◆ Data for analysis ◆

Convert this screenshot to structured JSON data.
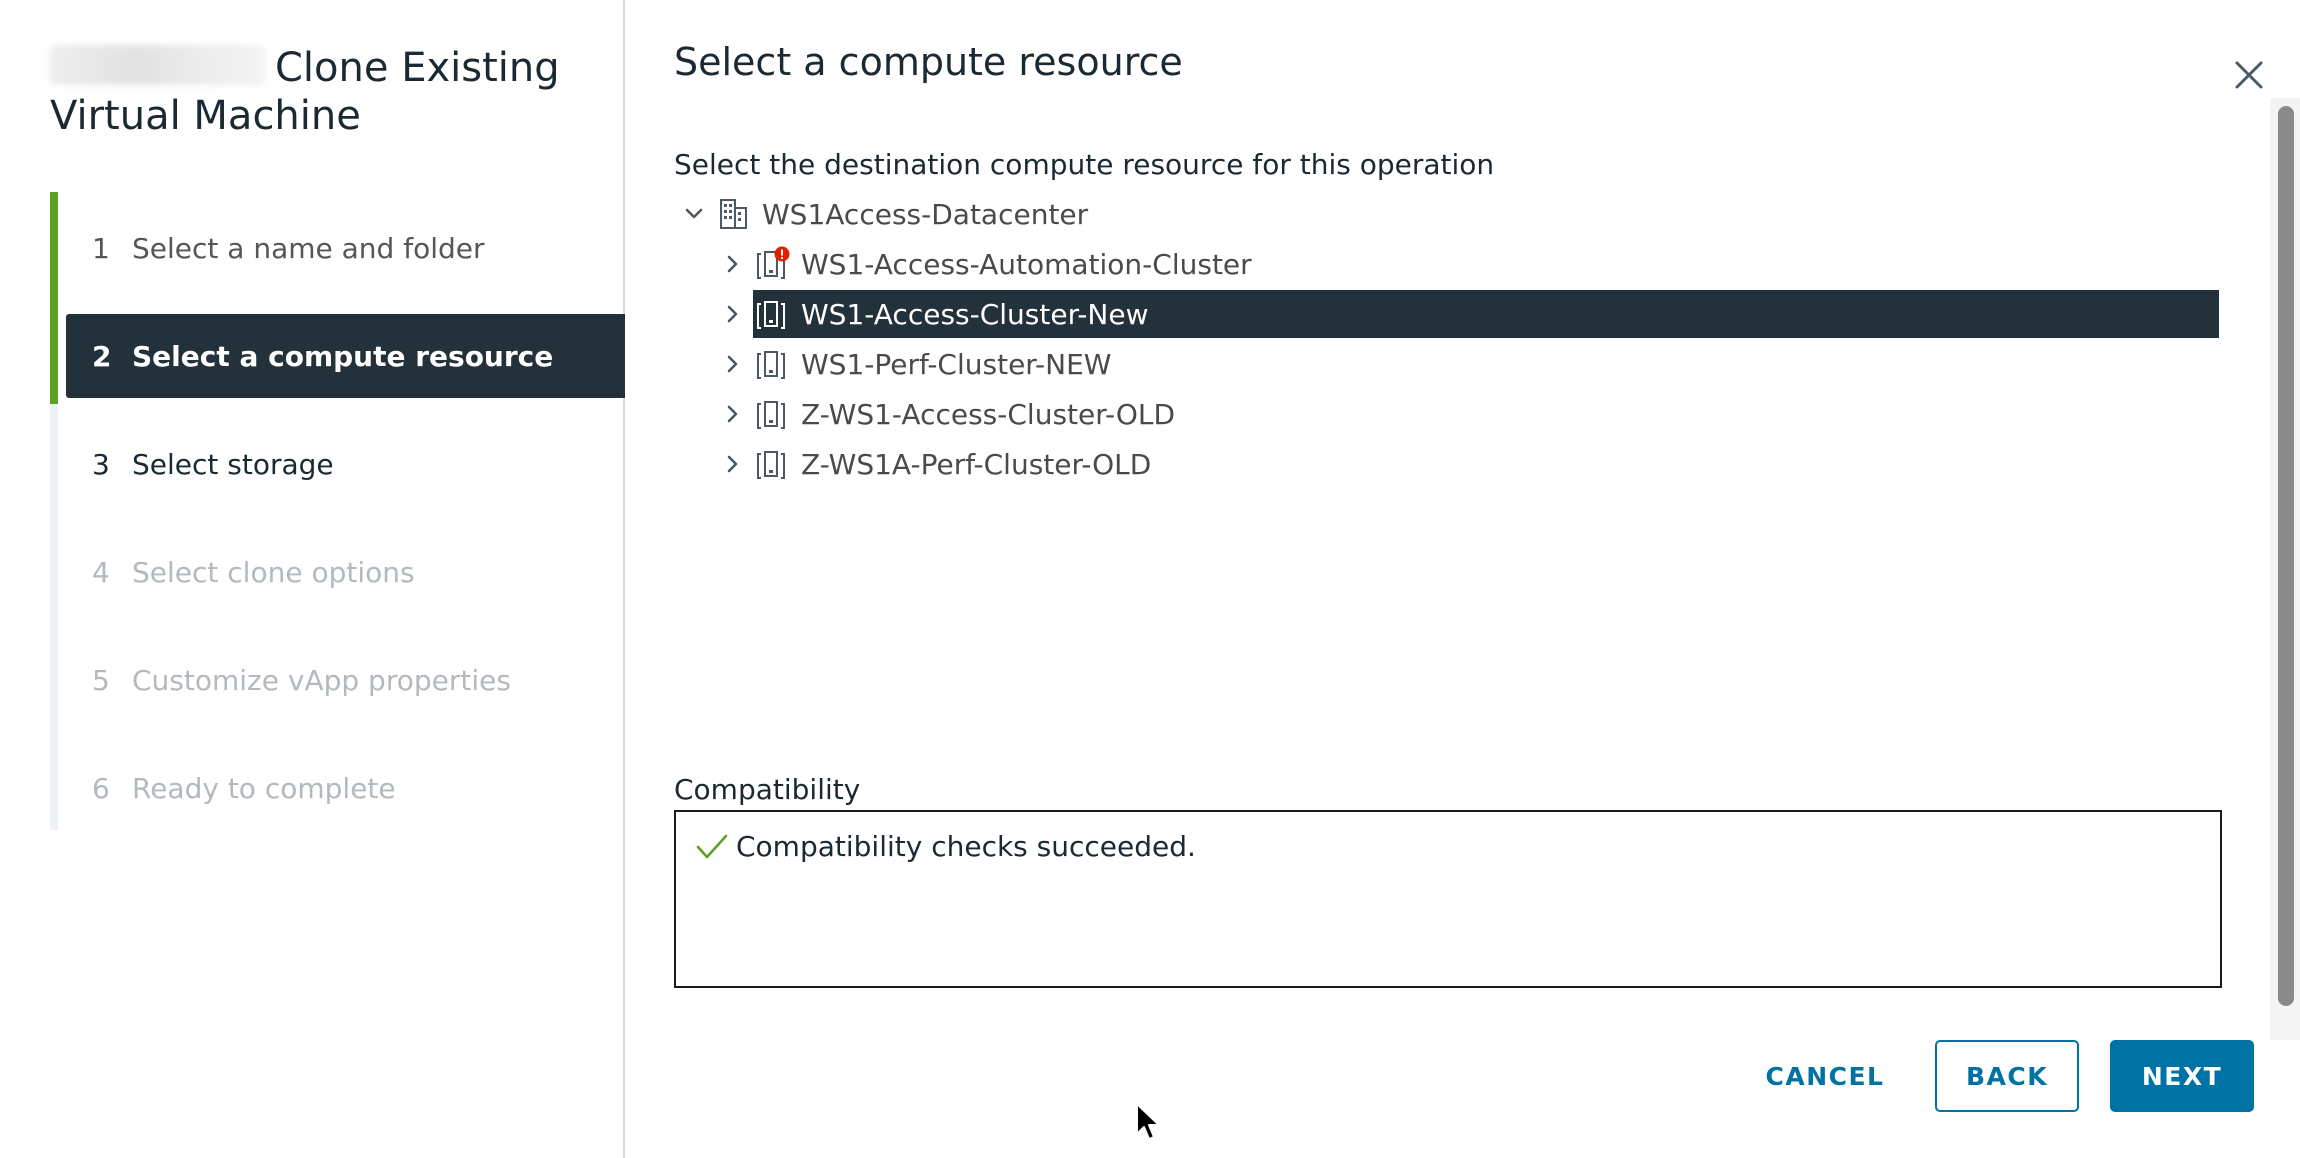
{
  "wizard": {
    "title": "Clone Existing Virtual Machine",
    "steps": [
      {
        "num": "1",
        "label": "Select a name and folder"
      },
      {
        "num": "2",
        "label": "Select a compute resource"
      },
      {
        "num": "3",
        "label": "Select storage"
      },
      {
        "num": "4",
        "label": "Select clone options"
      },
      {
        "num": "5",
        "label": "Customize vApp properties"
      },
      {
        "num": "6",
        "label": "Ready to complete"
      }
    ]
  },
  "page": {
    "title": "Select a compute resource",
    "instruction": "Select the destination compute resource for this operation"
  },
  "tree": {
    "datacenter": {
      "label": "WS1Access-Datacenter",
      "icon": "datacenter-icon"
    },
    "clusters": [
      {
        "label": "WS1-Access-Automation-Cluster",
        "icon": "cluster-warning-icon"
      },
      {
        "label": "WS1-Access-Cluster-New",
        "icon": "cluster-icon",
        "selected": true
      },
      {
        "label": "WS1-Perf-Cluster-NEW",
        "icon": "cluster-icon"
      },
      {
        "label": "Z-WS1-Access-Cluster-OLD",
        "icon": "cluster-icon"
      },
      {
        "label": "Z-WS1A-Perf-Cluster-OLD",
        "icon": "cluster-icon"
      }
    ]
  },
  "compatibility": {
    "label": "Compatibility",
    "message": "Compatibility checks succeeded."
  },
  "buttons": {
    "cancel": "CANCEL",
    "back": "BACK",
    "next": "NEXT"
  },
  "colors": {
    "accent": "#0072a3",
    "selected_bg": "#23313b",
    "progress": "#5aa220",
    "error": "#e12200",
    "success": "#5aa220"
  }
}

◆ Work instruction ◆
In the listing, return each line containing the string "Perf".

◆ Solution to this task ◆
        "label": "WS1-Perf-Cluster-NEW",
        "label": "Z-WS1A-Perf-Cluster-OLD",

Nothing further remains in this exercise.